To
maintain the running count (or "RC"), we
continually update it according to the cards that
we see played. Based on the previous table, we add
1 for each low card (2, 3, 4, 5, 6, or 7), and subtract
1 for each high card (10, jack, queen, king, or ace)
that we see. The RC is the important count that we
need to remember, even during and inbetween hands,
and keep updating until the next shuffle.
The running count
begins at the IRC. For reasons that will become clear
in a moment, after a shuffle, we start with a standard
initial running count that conforms with the following
equation: 4  (4 x number of decks). We adopt the
term "standard" here as a reference point
for discussion; later we will discuss ways to customize
the KO system (for example, to avoid the use of negative
numbers).
Applying our
equation, we start with a standard IRC of 0 for a
singledeck game, IRC = 4 (4 x 1 deck). For a double
deck, it's 4  (4 x 2) for an [RC of4. For a 6deck
shoe, =I  (4 x 6) equals a standard IRC: of 20.
The lowest standard IRC you will he(,in with is2K
for an 8deck shoe game.
By starting with
an IRC equal to 4  (4 5 number of decks), we will
always end with a count of +4 after all the cards
in a pack have been counted. Because of the unbalanced
pointvalues, each deck has a net count of +4, so the
net count of the entire pack will exactly cancel Out
the "4 x number of' decks" initially subtracted
and leave us with +4 as the sum.
Let's look at
a 2deck game as an example. The IRC for a double
decker is 4  (4 x 2) _ 4. As we count through the
deck, the running count will generally rise from the
IRC of 4 toward the final count, which will be +4

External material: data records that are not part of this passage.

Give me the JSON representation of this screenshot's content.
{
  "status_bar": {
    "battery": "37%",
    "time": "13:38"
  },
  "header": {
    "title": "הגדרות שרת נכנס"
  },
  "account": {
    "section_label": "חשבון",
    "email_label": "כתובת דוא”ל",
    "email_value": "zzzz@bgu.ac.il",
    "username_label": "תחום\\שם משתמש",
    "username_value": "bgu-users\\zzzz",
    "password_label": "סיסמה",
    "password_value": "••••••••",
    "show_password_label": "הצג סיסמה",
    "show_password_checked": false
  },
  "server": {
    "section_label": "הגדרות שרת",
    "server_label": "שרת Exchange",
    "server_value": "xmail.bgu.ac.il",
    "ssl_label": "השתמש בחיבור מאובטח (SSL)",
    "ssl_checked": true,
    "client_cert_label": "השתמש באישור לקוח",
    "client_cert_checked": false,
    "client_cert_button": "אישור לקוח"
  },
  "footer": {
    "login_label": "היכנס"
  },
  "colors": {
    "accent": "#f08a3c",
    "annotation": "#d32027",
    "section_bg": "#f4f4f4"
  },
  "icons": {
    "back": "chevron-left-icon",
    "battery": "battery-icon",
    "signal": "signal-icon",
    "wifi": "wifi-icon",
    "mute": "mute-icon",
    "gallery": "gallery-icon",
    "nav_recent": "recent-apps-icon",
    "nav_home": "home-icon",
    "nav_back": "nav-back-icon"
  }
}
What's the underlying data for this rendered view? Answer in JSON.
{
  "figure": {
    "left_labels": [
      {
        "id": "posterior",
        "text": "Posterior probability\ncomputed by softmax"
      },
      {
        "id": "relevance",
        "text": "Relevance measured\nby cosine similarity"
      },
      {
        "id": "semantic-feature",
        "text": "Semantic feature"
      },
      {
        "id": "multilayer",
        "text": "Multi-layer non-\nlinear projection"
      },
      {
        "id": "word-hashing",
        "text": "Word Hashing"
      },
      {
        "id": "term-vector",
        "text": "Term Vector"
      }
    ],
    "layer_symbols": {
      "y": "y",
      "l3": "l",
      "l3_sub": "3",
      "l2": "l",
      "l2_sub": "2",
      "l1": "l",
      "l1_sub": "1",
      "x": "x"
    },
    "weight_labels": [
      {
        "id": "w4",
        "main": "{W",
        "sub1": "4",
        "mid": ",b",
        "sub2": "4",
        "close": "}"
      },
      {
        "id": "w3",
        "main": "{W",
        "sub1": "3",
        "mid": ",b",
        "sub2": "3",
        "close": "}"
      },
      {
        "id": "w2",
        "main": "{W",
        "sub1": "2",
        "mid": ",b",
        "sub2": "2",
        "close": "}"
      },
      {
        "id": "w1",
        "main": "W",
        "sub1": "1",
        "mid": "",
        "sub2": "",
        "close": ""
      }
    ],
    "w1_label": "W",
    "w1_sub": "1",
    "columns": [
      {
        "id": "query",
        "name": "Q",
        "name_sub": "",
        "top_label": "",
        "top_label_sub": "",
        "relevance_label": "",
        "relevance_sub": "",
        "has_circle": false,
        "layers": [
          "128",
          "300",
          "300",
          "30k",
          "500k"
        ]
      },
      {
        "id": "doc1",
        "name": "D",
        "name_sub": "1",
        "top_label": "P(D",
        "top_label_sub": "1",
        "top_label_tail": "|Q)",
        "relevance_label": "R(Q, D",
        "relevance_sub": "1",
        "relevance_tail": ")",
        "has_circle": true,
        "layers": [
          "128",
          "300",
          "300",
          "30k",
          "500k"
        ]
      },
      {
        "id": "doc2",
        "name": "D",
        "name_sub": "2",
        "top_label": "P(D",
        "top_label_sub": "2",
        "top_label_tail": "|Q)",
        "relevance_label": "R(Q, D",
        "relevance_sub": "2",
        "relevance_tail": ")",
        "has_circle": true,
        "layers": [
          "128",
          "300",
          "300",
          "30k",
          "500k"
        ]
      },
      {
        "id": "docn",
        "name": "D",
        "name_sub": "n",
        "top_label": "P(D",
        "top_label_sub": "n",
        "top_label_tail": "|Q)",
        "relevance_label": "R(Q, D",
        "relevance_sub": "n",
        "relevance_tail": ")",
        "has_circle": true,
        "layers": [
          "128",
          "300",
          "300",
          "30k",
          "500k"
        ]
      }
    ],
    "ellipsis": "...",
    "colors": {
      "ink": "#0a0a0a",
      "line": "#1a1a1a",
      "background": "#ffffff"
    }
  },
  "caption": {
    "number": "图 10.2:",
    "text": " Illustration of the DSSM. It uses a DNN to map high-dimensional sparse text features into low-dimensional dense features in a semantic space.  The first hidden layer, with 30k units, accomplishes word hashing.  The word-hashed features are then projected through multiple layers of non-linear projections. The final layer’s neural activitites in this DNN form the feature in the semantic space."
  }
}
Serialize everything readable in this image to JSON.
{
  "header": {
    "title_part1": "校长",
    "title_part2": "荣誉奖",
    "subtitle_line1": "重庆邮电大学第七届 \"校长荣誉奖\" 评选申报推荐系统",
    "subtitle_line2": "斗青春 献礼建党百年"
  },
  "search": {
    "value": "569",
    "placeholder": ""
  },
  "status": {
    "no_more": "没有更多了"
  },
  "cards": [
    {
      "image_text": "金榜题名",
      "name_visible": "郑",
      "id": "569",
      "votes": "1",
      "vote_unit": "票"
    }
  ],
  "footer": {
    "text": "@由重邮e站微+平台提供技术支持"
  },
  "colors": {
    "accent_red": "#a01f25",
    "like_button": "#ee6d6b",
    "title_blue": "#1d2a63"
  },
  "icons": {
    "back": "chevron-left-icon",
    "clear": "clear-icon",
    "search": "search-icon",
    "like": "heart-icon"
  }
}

after all cards are counted. In practice, the running
count will jump around on its journey, sometimes dipping
downward below 4 and at other times cresting above
+4. But at the end, it must equal +4 if we've counted
correctly.
Figure 4 shows
what a representative running count distribution might
look like in the 2deck game. We'll soon see that
these statistical variations are what we, as counters,
will take advantage of while playing.
The average running
count behaves quite differently. In this case, the
assumption is that we've played a great many hands,
rendering the statistical variations negligible. On
average, we expect the running count to rise linearly
with the number of decks (total cards) already played,
such that the rate of increase is +4 per deck.

As
with book authors, the quality of the columnists is
quite uneven, but you'll figure out who's good and
who isn't, and who's writing about subjects that interest
you and who isn't, pretty quickly. I have my favorites,
but a lot of the columnists are my friends and the
subsets "Andy's friends" and "the best
columnists" aren't identical, so I'll just tell
you my favorite Card Player writer whom I don't know:
Rolf Slot boom. He's pretty new at the column writing
game, but you wouldn't know it to read his work.
You can't
always carry a laptop, so print magazines and newspapers
will always have their place (remember all the people
who thought TV would kill radio, yep, they were right
about that one). There are, though, now eperiodicals
available.